The jaguars rolled on their backs like house cats. The lions basked in the sun, and the tigers rubbed their furry cheeks against their cage, practically begging you to pet them.
Now, you can.
At Stearns Zoological Rescue & Rehab Center, a zoo north of downtown, guests can bottle feed Nakita, a 14-week-old tiger cub, or hold Mahina, a 15-pound albino baby wallaby (a "joey" if you want to get technical).
The interactions cost a little extra, last about 10 minutes and are highly supervised.
Handlers keep Nakita on a short leash. They watch her closely as little kids try to angle a baby bottle just so into her mouth. The 30-pound cat's claws are kept short, but the zoo staff warns you may get scratched when she wraps her huge paws around your forearm.

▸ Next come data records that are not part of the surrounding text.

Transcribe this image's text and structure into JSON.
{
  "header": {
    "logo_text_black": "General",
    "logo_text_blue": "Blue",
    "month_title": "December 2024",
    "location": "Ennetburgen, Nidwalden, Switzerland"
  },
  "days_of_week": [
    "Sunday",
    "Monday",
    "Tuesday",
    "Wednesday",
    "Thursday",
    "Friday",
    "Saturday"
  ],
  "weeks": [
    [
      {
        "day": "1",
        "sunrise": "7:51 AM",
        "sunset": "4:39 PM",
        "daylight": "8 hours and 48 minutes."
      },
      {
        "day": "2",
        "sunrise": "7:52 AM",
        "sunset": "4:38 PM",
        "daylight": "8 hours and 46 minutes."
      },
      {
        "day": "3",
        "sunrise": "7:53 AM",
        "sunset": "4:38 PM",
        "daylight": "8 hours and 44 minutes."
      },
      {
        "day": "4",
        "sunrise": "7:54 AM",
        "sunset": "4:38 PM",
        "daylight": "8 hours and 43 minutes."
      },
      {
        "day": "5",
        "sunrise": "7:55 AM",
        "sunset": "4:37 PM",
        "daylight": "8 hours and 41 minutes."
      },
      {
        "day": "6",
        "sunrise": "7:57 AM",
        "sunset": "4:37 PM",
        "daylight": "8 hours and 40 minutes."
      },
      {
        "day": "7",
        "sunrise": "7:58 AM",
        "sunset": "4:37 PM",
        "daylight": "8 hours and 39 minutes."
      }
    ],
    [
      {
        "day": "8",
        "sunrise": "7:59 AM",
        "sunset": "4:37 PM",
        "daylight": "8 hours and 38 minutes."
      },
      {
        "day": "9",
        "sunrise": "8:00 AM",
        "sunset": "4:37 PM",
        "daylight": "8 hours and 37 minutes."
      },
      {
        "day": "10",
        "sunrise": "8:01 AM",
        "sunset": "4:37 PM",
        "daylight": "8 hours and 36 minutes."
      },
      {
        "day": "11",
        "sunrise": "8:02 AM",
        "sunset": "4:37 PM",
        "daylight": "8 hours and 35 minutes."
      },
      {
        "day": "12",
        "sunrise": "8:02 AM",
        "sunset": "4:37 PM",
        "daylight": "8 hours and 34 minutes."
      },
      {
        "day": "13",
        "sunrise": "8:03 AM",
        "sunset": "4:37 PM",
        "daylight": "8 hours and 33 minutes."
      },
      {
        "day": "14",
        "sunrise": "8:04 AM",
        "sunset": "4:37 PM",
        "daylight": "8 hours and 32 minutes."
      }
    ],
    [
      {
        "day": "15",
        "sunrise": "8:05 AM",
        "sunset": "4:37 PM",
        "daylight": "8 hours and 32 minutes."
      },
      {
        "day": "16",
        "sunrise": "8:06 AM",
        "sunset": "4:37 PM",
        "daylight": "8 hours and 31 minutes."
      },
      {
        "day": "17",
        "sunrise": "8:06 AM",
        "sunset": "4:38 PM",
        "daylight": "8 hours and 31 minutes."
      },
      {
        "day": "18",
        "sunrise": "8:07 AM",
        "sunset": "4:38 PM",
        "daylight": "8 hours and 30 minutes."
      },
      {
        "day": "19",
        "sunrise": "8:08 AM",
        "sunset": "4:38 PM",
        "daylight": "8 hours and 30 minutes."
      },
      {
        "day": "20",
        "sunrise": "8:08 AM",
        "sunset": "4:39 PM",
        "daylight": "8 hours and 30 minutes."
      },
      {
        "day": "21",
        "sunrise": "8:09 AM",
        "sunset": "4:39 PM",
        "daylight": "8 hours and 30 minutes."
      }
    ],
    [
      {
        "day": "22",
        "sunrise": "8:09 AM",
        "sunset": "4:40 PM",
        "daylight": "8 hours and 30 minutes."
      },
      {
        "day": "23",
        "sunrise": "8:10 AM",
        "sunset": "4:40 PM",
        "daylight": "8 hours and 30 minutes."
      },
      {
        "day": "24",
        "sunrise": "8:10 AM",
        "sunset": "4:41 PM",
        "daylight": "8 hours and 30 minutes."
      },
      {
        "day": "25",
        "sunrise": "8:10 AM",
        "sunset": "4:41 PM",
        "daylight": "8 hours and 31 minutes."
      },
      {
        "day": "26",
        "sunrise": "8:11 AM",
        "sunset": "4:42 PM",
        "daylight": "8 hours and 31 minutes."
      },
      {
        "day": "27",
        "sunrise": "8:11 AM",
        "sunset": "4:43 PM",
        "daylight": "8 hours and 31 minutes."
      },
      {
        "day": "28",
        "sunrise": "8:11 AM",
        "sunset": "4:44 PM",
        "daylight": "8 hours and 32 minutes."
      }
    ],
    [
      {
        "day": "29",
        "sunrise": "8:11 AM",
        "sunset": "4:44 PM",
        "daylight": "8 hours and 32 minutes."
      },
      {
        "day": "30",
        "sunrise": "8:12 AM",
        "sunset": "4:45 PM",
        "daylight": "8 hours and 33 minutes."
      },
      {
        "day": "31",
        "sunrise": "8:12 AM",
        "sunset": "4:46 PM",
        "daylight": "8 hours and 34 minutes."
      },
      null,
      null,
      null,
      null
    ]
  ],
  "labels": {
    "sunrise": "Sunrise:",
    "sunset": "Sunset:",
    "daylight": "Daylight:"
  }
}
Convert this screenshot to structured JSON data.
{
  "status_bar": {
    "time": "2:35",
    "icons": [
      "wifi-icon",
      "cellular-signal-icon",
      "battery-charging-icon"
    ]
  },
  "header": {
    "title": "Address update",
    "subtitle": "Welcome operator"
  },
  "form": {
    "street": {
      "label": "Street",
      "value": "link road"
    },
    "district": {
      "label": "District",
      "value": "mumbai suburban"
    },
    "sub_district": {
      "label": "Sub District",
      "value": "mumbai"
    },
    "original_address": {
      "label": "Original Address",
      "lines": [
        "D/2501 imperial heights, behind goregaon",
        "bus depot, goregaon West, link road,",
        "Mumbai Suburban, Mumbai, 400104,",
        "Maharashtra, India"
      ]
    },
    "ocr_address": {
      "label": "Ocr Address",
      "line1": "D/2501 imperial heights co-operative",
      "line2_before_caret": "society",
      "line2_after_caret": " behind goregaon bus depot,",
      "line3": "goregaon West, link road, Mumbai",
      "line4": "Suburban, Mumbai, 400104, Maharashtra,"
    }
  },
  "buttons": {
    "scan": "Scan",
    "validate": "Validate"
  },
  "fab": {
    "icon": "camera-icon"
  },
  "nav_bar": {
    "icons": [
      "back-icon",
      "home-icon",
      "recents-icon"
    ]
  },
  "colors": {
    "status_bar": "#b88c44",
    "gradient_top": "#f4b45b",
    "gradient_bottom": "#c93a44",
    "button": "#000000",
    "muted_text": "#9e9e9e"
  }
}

Mahina, on the other hand, is more likely to burrow her small pointed head in your neck. Wrap her up in a warm blanket, and she thinks she's in her mother's pouch. If she gets really comfortable, you may get a kiss.
Both creatures have been equally popular with guests, depending on their preferences.
"You can cuddle (Mahina) like a baby," said zoo owner Kathy Stearns. "The tiger is the more exotic, forbidden thing."
The animals are just two of the 170 she keeps in her 22-acre backyard, which also serves as the zoo's grounds. Some of the cougars, tigers and exotic birds are rescues who could not be returned to the wild. Others were adopted from breeders and zoos.
Stearns opened her backyard to the public in 2007 after several years of offering private tours. She had a few reptiles for guests to touch, but Mahina and Nakita are the first mammals in her petting zoo.
Nakita won't stay there for long.
According to Florida law, the tiger cub can have limited interaction with guests until it weighs 40 pounds, said Gary Morse, public information officer for the Florida Fish and Wildlife Conservation Commission.
Nakita will hit the weight limit in about a month.
But her interactions with humans over the past few weeks should be a benefit in the years to come. She'll be more equipped to handle the stresses of life in a zoo and will be less likely to bite humans.
"Generally, socialized animals do better in captivity than those that are not," Morse said.
Nakita goes on long walks with her trainers before guests come by. The goal is to wear her out so she's calmer around visitors. But like any young animal, she has tons of energy in reserve.
Earlier this week, Nakita suddenly tensed up while chasing a rubber ball around a kiddy pool. She lowered her striped body in the water and tensed for a strike at keeper April White.
White noticed the stalking tiger and nonchalantly prevented the attack with a firm, "No."
Other commands Nakita had to learn before she could play with the zoo's guests: "down" and "no bite."
Helen Anne Travis can be reached at email@example.com or (813) 435-7312.